Please give back every entry in full, word for word, but none of the pictures.

* * * *

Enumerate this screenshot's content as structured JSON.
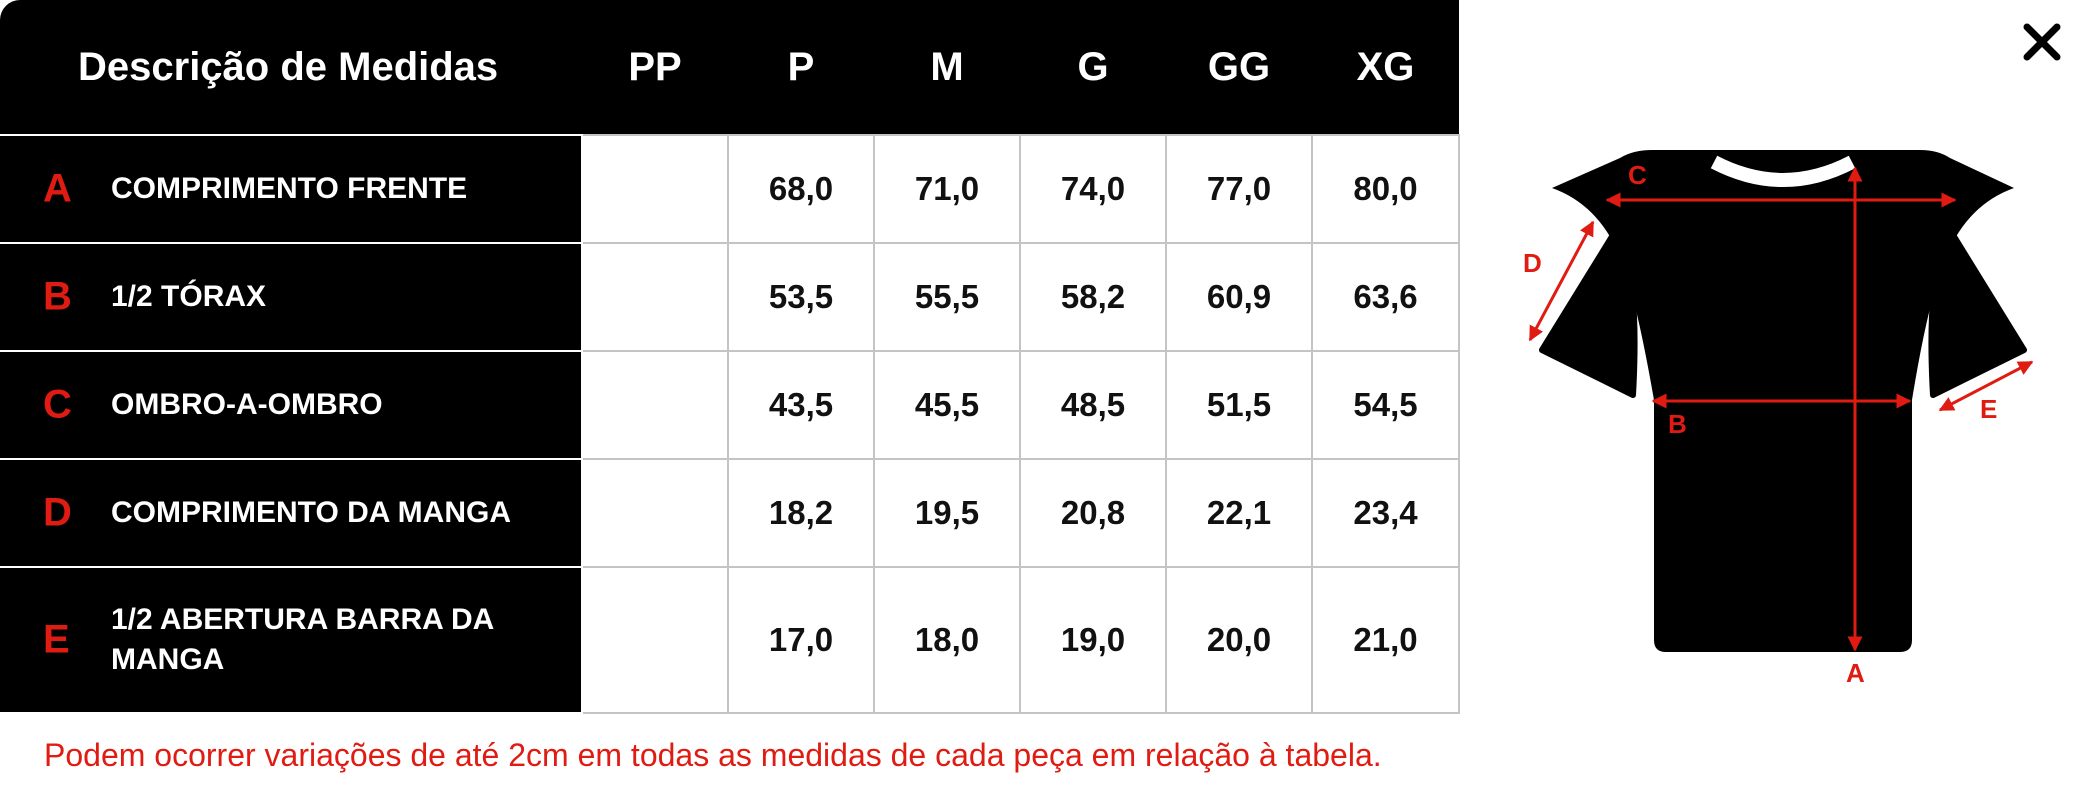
{
  "table": {
    "title": "Descrição de Medidas",
    "sizes": [
      "PP",
      "P",
      "M",
      "G",
      "GG",
      "XG"
    ],
    "rows": [
      {
        "letter": "A",
        "label": "COMPRIMENTO FRENTE",
        "values": [
          "",
          "68,0",
          "71,0",
          "74,0",
          "77,0",
          "80,0"
        ]
      },
      {
        "letter": "B",
        "label": "1/2 TÓRAX",
        "values": [
          "",
          "53,5",
          "55,5",
          "58,2",
          "60,9",
          "63,6"
        ]
      },
      {
        "letter": "C",
        "label": "OMBRO-A-OMBRO",
        "values": [
          "",
          "43,5",
          "45,5",
          "48,5",
          "51,5",
          "54,5"
        ]
      },
      {
        "letter": "D",
        "label": "COMPRIMENTO DA MANGA",
        "values": [
          "",
          "18,2",
          "19,5",
          "20,8",
          "22,1",
          "23,4"
        ]
      },
      {
        "letter": "E",
        "label": "1/2 ABERTURA BARRA DA MANGA",
        "values": [
          "",
          "17,0",
          "18,0",
          "19,0",
          "20,0",
          "21,0"
        ]
      }
    ]
  },
  "footnote": "Podem ocorrer variações de até 2cm em todas as medidas de cada peça em relação à tabela.",
  "diagram": {
    "labels": {
      "a": "A",
      "b": "B",
      "c": "C",
      "d": "D",
      "e": "E"
    }
  },
  "icons": {
    "close": "close-icon",
    "shirt": "tshirt-icon"
  },
  "colors": {
    "accent": "#e01b12",
    "header_bg": "#000000",
    "grid": "#c4c4c4"
  }
}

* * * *

▸ **YOUR SOLUTION**:
Enumerate this screenshot's content as structured JSON.
{
  "table": {
    "title": "Descrição de Medidas",
    "sizes": [
      "PP",
      "P",
      "M",
      "G",
      "GG",
      "XG"
    ],
    "rows": [
      {
        "letter": "A",
        "label": "COMPRIMENTO FRENTE",
        "values": [
          "",
          "68,0",
          "71,0",
          "74,0",
          "77,0",
          "80,0"
        ]
      },
      {
        "letter": "B",
        "label": "1/2 TÓRAX",
        "values": [
          "",
          "53,5",
          "55,5",
          "58,2",
          "60,9",
          "63,6"
        ]
      },
      {
        "letter": "C",
        "label": "OMBRO-A-OMBRO",
        "values": [
          "",
          "43,5",
          "45,5",
          "48,5",
          "51,5",
          "54,5"
        ]
      },
      {
        "letter": "D",
        "label": "COMPRIMENTO DA MANGA",
        "values": [
          "",
          "18,2",
          "19,5",
          "20,8",
          "22,1",
          "23,4"
        ]
      },
      {
        "letter": "E",
        "label": "1/2 ABERTURA BARRA DA MANGA",
        "values": [
          "",
          "17,0",
          "18,0",
          "19,0",
          "20,0",
          "21,0"
        ]
      }
    ]
  },
  "footnote": "Podem ocorrer variações de até 2cm em todas as medidas de cada peça em relação à tabela.",
  "diagram": {
    "labels": {
      "a": "A",
      "b": "B",
      "c": "C",
      "d": "D",
      "e": "E"
    }
  },
  "icons": {
    "close": "close-icon",
    "shirt": "tshirt-icon"
  },
  "colors": {
    "accent": "#e01b12",
    "header_bg": "#000000",
    "grid": "#c4c4c4"
  }
}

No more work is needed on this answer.